“Forward together” we march. “Not one step back!”
Your words embody our fight to fill the coffers of those in need
Despite what the wealthy claim is there’s
It is why we move in unison, hand-in-hand towards equality and justice
Michelle, we heard you sing proud and loud
Words now imprinted on our minds, “Vote like our lives depend on it!”
You spoke to a generation of youth
Pushing for the seeds of justice to be our proudest possession
Teaching grace to angels with warring souls who needed you most
And now we stand, side-by-side, soul-by-soul waiting for our turn to strike a fatal blow to what threatens to make our freedoms no more
We heard you and we accept this challenge
We embrace the dream you set forth into the wind, the purpose of your mission and the thunder behind your words
You stood for us; we stand strong with you
We will vote like the day has no promise of a dawning sun
Like the rights of all men have slung stars into the sky and created the bond that holds our universe together
We will vote because those who died in the blistering cotton fields could not
We will vote because our patient soldiers for peace marched, sat and endured jail to see us through
We will vote like our lives are tied to every ballot, even when our rights are being auctioned to the lowest bidder
We will vote because your words are burning in our soul and drumming songs of victory awakening the better angel in us all
We are excited to add another poem by writer Cambrin Daniel to our Poetry Showcase.
We are looking for original poetry by new poets and spoken word artists who are passionate, thought provoking and honest. To showcase your work and register to win cash to help launch your writing career, send your poetry or spoken word video to firstname.lastname@example.org.

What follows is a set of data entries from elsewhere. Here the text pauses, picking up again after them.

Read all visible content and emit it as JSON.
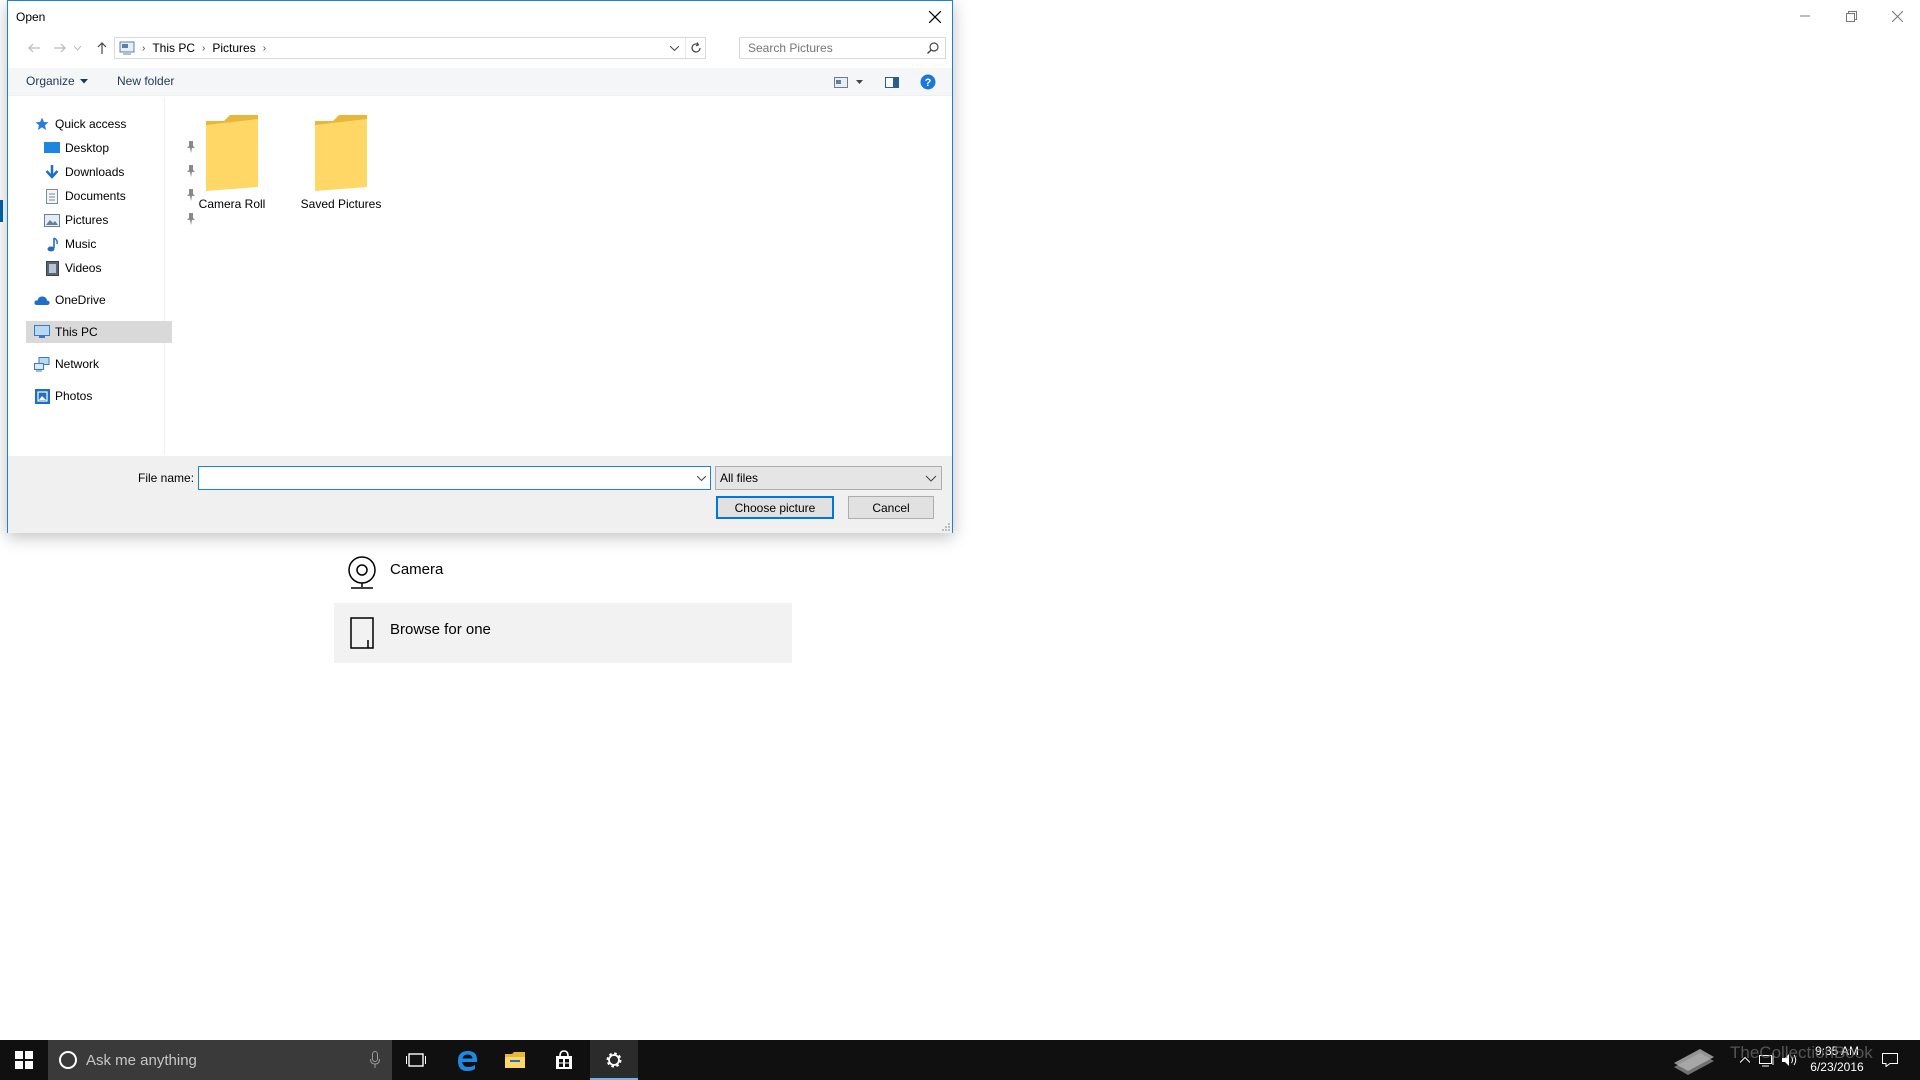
{
  "dialog": {
    "title": "Open",
    "breadcrumb": [
      "This PC",
      "Pictures"
    ],
    "search_placeholder": "Search Pictures",
    "toolbar": {
      "organize": "Organize",
      "new_folder": "New folder"
    },
    "nav": {
      "quick_access": "Quick access",
      "items": [
        {
          "label": "Desktop",
          "icon": "desktop-icon",
          "pinned": true
        },
        {
          "label": "Downloads",
          "icon": "downloads-icon",
          "pinned": true
        },
        {
          "label": "Documents",
          "icon": "documents-icon",
          "pinned": true
        },
        {
          "label": "Pictures",
          "icon": "pictures-icon",
          "pinned": true
        },
        {
          "label": "Music",
          "icon": "music-icon",
          "pinned": false
        },
        {
          "label": "Videos",
          "icon": "videos-icon",
          "pinned": false
        }
      ],
      "onedrive": "OneDrive",
      "this_pc": "This PC",
      "network": "Network",
      "photos": "Photos"
    },
    "folders": [
      "Camera Roll",
      "Saved Pictures"
    ],
    "footer": {
      "file_name_label": "File name:",
      "file_name_value": "",
      "file_type": "All files",
      "choose_button": "Choose picture",
      "cancel_button": "Cancel"
    }
  },
  "background": {
    "options": [
      "Camera",
      "Browse for one"
    ]
  },
  "taskbar": {
    "search_placeholder": "Ask me anything",
    "time": "9:35 AM",
    "date": "6/23/2016",
    "watermark": "TheCollectionBook"
  },
  "colors": {
    "accent": "#0078d7",
    "folder": "#ffd766",
    "taskbar": "#101010",
    "selection": "#d9d9d9"
  }
}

We are excited to announce the launch of 1stmorningthoughts.com Poetry Showcase. Designed to highlight the work of indie writers who are inspiring the world around them, the showcase will periodically post work that speaks to the heart, mind and soul of poetry enthusiasts. Our first poem is called NOW by writer Cambrin Daniel from Birmingham, AL.
To submit your work, email email@example.com.